Opening, vluchtlijn, visioen: over poëzie en politiek

Stichting Perdu - 2024_03_29_poeziepolitiek_facebook_2
19 Apr at 20:00 | Walk-in from 19:30 Tickets: Regular €12.50, Student €10, Livestream €6. Language: Dutch
In Dutch
Perdu programme

How does poetry relate to politics, social change, and revolution? This question has been the subject of debate in the Dutch-language literary field for years. And while few would argue by now that poetry is the very individual expression of very individual emotions, the question of whether and how poetry can be political is moot. Is political poetry propaganda? Is poetry about political themes? Does it reflect the social context we live in or formulate the vision of an alternative?

Anno 2024, the system is in crisis. One of its main victims is the imagination itself, the ability to imagine a different world. But politics begins precisely by disrupting the common fiction in which reality is ordered, to make room for a reimagining of who we are and what we want. Today, this seems as necessary as it is difficult, but precisely poetry has a specific ability to offer here, as a liberation and rearrangement of the frameworks within which we experience reality. Uncovering an opening, a line of flight or a vision in the world as it is – can that be the covert or explicit political charge of a poem? And what kind of conflicts, problems and promises does it lead to in the poet and the relationship between his work and the desire for social change?

On this evening, four contemporary poets will share their different approaches to these questions and show in what ways poetry can be political. Maxime Gacia Diaz will be present via video call as she does not currently reside in the Netherlands.

About the guest speakers

Hannah van Binsbergen (1993, Haarlem) studied philosophy at the University of Amsterdam. In 2016, she published her debut collection Kwaad gesternte, which was awarded the VSB Poetry Prize and the Herman de Coninck Prize for best debut. In February 2020, she published her debut novel, Harpie: a fabulous story about the road from depression to resistance. Harpie was nominated for the Anton Wachter Prize. Hannah is founding editor-in-chief of the socialist journal Jacobin Netherlands. Her second collection, Kokanje, about socialism and idleness, was published in 2022.

Maxime Garcia Diaz (1993) studied Cultural Analysis at the University of Amsterdam. In 2019, she won the NK Poetry Slam. She made her debut in 2021 with Het is warm in the hivemind, a collection that was awarded the C. Buddingh’ Prize, the prize for the best poetry debut of the year. Garcia Diaz’s work has previously been published in De Revisor and Deus Ex Machina and on Samplekanon, De Internet Gids, Yes The Void and De Optimist. Garcia Diaz is Dutch and Uruguayan and lives in Amsterdam. She is currently pursuing a master’s in creative writing at the University of Iowa and working on her second collection.

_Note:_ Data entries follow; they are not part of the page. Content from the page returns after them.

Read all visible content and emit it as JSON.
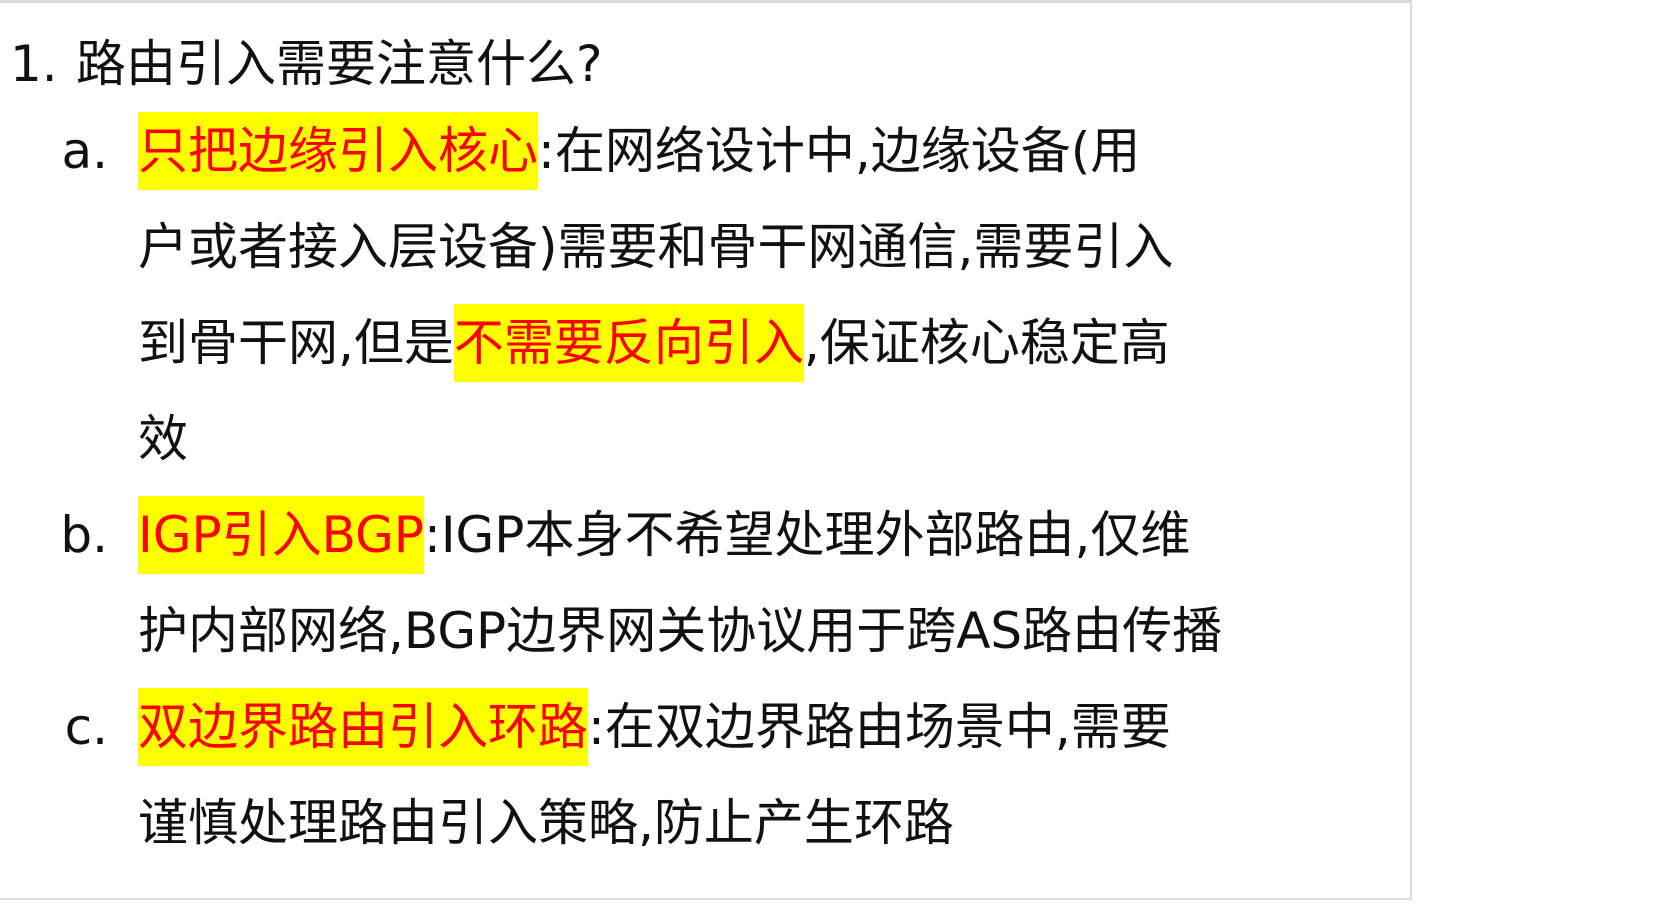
{
  "heading": {
    "number": "1.",
    "text": "路由引入需要注意什么?"
  },
  "items": [
    {
      "marker": "a.",
      "highlight": "只把边缘引入核心",
      "line1_rest": ":在网络设计中,边缘设备(用",
      "line2": "户或者接入层设备)需要和骨干网通信,需要引入",
      "line3_pre": "到骨干网,但是",
      "line3_highlight": "不需要反向引入",
      "line3_post": ",保证核心稳定高",
      "line4": "效"
    },
    {
      "marker": "b.",
      "highlight": "IGP引入BGP",
      "line1_rest": ":IGP本身不希望处理外部路由,仅维",
      "line2": "护内部网络,BGP边界网关协议用于跨AS路由传播"
    },
    {
      "marker": "c.",
      "highlight": "双边界路由引入环路",
      "line1_rest": ":在双边界路由场景中,需要",
      "line2": "谨慎处理路由引入策略,防止产生环路"
    }
  ],
  "colors": {
    "highlight_background": "#ffff00",
    "highlight_text": "#ff0000",
    "body_text": "#111111"
  }
}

Çağlar Köseoğlu (born 1985) published chapbook 34 in 2015, a poetic series that critically relates to Turkey’s history and present. His poems have appeared in Samplekanon, nY, Kluger Hans, Deus Ex Machina, De Internet Gids, Cabaret Wittgenstein and Kunsttijdschrift Vlaanderen, among others. He is an editor at nY and teaches at Erasmus University College as well as the Piet Zwart Institute in Rotterdam. In 2020, he published his debut collection, Nasleep, which takes the protests around Gezi Park in 2013 as its starting point and explores what has remained of this historic moment when another world seemed up for grabs

Arno Van Vlierberghe (1990) is a poet. He lives and works in Ghent. His work has appeared, among others, in Het Liegend Konijn, Deus Ex Machina, Dietsche Warande & Belfort, De Revisor, Extra Extra Magazine and on hard//head and Samplekanon. His debut collection Vloekschrift was published in 2017 and nominated for the C. Buddingh’ Prize in 2018, and 2022 saw the publication of his second collection, the J.C. Bloem Prize-nominated Ex Daemon, “the echo of the screams of a century that never began”.